**Problem**: Pick out each line in these entries that contains the string "discount".

**Source information**:
+++
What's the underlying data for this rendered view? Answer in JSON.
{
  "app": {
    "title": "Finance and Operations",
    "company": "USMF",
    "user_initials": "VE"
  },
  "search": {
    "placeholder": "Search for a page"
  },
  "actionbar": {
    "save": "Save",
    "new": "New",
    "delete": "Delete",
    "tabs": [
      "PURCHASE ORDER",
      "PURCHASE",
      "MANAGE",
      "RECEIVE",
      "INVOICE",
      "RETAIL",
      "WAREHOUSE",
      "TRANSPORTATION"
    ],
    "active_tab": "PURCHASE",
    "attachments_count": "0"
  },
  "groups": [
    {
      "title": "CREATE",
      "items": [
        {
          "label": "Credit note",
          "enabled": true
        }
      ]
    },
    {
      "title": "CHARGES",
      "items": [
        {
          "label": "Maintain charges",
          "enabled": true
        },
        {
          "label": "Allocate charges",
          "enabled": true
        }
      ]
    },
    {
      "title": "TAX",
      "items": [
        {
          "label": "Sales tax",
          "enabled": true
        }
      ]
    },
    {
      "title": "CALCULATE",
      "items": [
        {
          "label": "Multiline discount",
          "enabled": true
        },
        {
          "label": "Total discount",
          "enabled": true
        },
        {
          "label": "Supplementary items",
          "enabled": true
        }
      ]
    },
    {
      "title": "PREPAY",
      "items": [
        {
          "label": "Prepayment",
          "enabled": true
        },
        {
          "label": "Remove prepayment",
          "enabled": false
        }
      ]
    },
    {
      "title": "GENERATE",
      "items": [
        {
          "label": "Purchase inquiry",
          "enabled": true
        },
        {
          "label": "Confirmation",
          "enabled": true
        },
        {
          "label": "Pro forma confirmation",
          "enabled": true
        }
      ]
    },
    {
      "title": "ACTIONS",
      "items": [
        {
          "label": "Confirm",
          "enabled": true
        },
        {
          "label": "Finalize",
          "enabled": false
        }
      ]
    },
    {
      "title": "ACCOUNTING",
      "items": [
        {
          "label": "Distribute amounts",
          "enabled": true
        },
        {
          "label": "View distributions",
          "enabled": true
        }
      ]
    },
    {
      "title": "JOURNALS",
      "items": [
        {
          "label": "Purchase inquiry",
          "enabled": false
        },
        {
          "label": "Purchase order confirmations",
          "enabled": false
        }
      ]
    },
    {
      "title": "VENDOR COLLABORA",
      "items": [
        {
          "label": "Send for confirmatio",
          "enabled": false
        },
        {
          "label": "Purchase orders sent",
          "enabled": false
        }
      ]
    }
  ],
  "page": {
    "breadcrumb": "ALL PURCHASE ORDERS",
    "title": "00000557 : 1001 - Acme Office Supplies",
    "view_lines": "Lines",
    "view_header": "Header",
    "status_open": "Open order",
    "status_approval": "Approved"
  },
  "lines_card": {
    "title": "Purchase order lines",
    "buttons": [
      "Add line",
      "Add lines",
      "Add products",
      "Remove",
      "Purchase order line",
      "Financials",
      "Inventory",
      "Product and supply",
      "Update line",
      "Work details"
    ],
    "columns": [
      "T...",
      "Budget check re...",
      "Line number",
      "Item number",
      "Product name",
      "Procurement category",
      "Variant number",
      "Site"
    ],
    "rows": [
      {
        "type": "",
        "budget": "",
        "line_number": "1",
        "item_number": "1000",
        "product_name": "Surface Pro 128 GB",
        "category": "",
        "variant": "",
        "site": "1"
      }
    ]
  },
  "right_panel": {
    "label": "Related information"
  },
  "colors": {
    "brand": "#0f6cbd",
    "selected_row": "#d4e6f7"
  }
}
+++
**Completed exercise**:
          "label": "Multiline discount",
          "label": "Total discount",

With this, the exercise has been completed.